▶ TASK TO COMPLETE
A single number is required: how many lines of the listing below include the word "flag".

▶ DATA PROVIDED

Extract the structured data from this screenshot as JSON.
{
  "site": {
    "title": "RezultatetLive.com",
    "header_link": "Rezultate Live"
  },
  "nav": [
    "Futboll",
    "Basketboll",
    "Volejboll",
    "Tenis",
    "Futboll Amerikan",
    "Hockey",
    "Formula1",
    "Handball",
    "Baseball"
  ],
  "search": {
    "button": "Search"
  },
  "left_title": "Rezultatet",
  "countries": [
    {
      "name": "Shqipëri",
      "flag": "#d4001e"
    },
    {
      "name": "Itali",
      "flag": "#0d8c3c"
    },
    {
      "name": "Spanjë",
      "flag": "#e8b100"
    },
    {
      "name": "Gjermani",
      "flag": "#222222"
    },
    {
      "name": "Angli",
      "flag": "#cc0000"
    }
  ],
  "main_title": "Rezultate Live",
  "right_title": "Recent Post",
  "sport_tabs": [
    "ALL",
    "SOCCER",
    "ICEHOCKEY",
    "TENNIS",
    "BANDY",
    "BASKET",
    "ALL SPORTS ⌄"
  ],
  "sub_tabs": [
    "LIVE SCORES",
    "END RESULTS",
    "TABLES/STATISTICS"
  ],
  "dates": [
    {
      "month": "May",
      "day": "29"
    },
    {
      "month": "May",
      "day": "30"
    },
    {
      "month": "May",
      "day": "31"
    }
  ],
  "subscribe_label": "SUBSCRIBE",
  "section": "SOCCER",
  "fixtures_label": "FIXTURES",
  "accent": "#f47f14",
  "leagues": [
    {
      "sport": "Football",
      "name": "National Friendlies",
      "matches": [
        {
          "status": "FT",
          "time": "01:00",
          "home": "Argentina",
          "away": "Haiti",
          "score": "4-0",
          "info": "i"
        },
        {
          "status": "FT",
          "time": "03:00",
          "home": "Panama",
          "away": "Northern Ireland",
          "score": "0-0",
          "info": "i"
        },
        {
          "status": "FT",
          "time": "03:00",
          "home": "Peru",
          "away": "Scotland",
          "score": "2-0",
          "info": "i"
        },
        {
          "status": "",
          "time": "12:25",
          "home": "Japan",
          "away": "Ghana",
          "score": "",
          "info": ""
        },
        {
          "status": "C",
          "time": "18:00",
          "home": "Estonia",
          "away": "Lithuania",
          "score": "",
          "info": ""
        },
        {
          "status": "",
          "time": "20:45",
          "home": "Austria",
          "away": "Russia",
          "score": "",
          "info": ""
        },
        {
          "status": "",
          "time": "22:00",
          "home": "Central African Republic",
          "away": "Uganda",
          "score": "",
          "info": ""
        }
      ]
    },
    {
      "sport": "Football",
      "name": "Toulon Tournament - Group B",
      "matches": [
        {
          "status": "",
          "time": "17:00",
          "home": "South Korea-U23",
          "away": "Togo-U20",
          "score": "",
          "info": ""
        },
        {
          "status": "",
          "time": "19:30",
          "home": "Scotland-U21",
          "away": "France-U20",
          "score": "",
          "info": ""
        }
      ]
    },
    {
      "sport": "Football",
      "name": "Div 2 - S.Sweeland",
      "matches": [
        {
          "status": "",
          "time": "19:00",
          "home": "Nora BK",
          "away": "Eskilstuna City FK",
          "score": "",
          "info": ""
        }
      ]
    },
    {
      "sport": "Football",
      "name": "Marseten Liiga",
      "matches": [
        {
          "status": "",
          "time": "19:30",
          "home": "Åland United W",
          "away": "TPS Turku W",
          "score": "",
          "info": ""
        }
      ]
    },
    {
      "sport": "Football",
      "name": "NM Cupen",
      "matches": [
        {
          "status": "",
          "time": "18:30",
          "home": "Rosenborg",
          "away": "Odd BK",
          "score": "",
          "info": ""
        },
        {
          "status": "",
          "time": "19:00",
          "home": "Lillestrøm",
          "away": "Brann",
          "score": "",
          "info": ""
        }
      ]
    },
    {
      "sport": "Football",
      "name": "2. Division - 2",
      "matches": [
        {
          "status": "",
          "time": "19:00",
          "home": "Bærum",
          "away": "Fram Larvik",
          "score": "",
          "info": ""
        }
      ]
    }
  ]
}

▶ ANSWER SPACE
5